In a study of 100,000 IT professionals surveyed by The Corporate IT Forum in the U.K., "About 58% said it was difficult to make a business case for green IT; they found it difficult to overcome the 'so what?' factor."Really? Is it that hard to make the case for more efficient IT systems that can ultimately cut costs, and reduce carbon emissions?
Or is rationalizing ongoing inefficiency just an easy way out?
It's time for IT professionals to stand up and make the case for implementing greater efficiencies and cleaner technologies -- on their own terms -- before "green directives" become mandatory, under a Kyoto 2.0 scheme, or its equivalent in the United States.
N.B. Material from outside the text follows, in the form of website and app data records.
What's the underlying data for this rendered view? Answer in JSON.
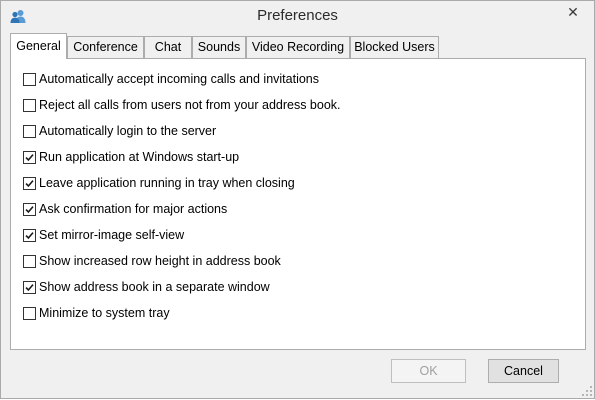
{
  "window": {
    "title": "Preferences",
    "app_icon": "users-icon",
    "close_glyph": "✕"
  },
  "tabs": [
    {
      "label": "General",
      "active": true
    },
    {
      "label": "Conference",
      "active": false
    },
    {
      "label": "Chat",
      "active": false
    },
    {
      "label": "Sounds",
      "active": false
    },
    {
      "label": "Video Recording",
      "active": false
    },
    {
      "label": "Blocked Users",
      "active": false
    }
  ],
  "options": [
    {
      "label": "Automatically accept incoming calls and invitations",
      "checked": false
    },
    {
      "label": "Reject all calls from users not from your address book.",
      "checked": false
    },
    {
      "label": "Automatically login to the server",
      "checked": false
    },
    {
      "label": "Run application at Windows start-up",
      "checked": true
    },
    {
      "label": "Leave application running in tray when closing",
      "checked": true
    },
    {
      "label": "Ask confirmation for major actions",
      "checked": true
    },
    {
      "label": "Set mirror-image self-view",
      "checked": true
    },
    {
      "label": "Show increased row height in address book",
      "checked": false
    },
    {
      "label": "Show address book in a separate window",
      "checked": true
    },
    {
      "label": "Minimize to system tray",
      "checked": false
    }
  ],
  "buttons": {
    "ok": {
      "label": "OK",
      "enabled": false
    },
    "cancel": {
      "label": "Cancel",
      "enabled": true
    }
  }
}
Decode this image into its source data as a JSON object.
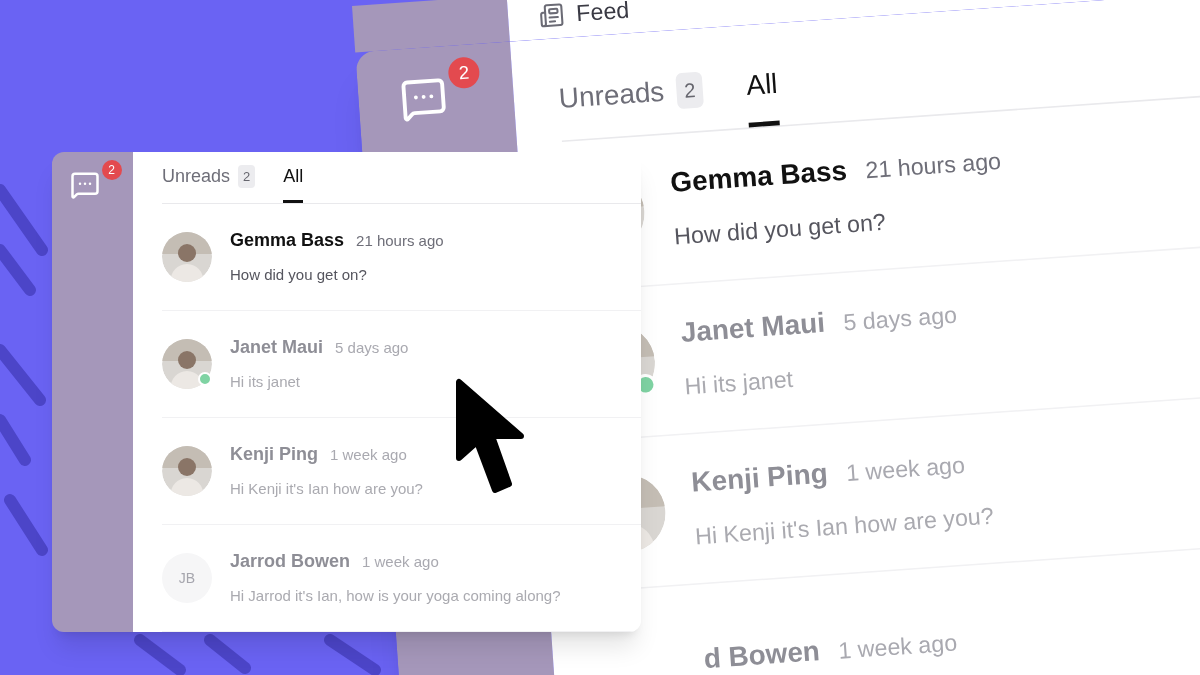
{
  "background_panel": {
    "nav": {
      "label": "Feed"
    },
    "badge": "2",
    "tabs": [
      {
        "label": "Unreads",
        "count": "2",
        "selected": false
      },
      {
        "label": "All",
        "selected": true
      }
    ],
    "messages": [
      {
        "name": "Gemma Bass",
        "time": "21 hours ago",
        "text": "How did you get on?",
        "unread": true,
        "online": false,
        "avatar": {
          "kind": "photo"
        }
      },
      {
        "name": "Janet Maui",
        "time": "5 days ago",
        "text": "Hi its janet",
        "unread": false,
        "online": true,
        "avatar": {
          "kind": "photo"
        }
      },
      {
        "name": "Kenji Ping",
        "time": "1 week ago",
        "text": "Hi Kenji it's Ian how are you?",
        "unread": false,
        "online": false,
        "avatar": {
          "kind": "photo"
        }
      },
      {
        "name": "d Bowen",
        "time": "1 week ago",
        "unread": false
      }
    ]
  },
  "panel": {
    "badge": "2",
    "tabs": [
      {
        "label": "Unreads",
        "count": "2",
        "selected": false
      },
      {
        "label": "All",
        "selected": true
      }
    ],
    "messages": [
      {
        "name": "Gemma Bass",
        "time": "21 hours ago",
        "text": "How did you get on?",
        "unread": true,
        "online": false,
        "avatar": {
          "kind": "photo"
        }
      },
      {
        "name": "Janet Maui",
        "time": "5 days ago",
        "text": "Hi its janet",
        "unread": false,
        "online": true,
        "avatar": {
          "kind": "photo"
        }
      },
      {
        "name": "Kenji Ping",
        "time": "1 week ago",
        "text": "Hi Kenji it's Ian how are you?",
        "unread": false,
        "online": false,
        "avatar": {
          "kind": "photo"
        }
      },
      {
        "name": "Jarrod Bowen",
        "time": "1 week ago",
        "text": "Hi Jarrod it's Ian, how is your yoga coming along?",
        "unread": false,
        "online": false,
        "avatar": {
          "kind": "initials",
          "initials": "JB"
        }
      }
    ]
  }
}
IBM's climate change chief Graham Whitney told an audience at a green IT summit in London Wednesday that regulation could force change. "I don't think it needs to be painful, it just needs to indicate clearly that if people do not change then the measures will come in more forcibly," he told the BBC.
Like they say in TV cop shows: "We can do this the easy way, or we can do it the hard way." The hard way is harder.
If you've been trying to make a business case for going green, or spending to save, or whatever other term isn't working, try following these guidelines from IT management consultant Dustin Walling:
Walling contends that "it's a toss-up as to what's the No. 1 flub in business pitches of all kinds. It's either focusing way too much on technical details, or having far too little evidence of a sound operational plan that will make good use of money."
Read the full text of his article 3 Steps To Better Business Pitches here, and start pushing for a cleaner way to do business -- before a new way is pushed on you.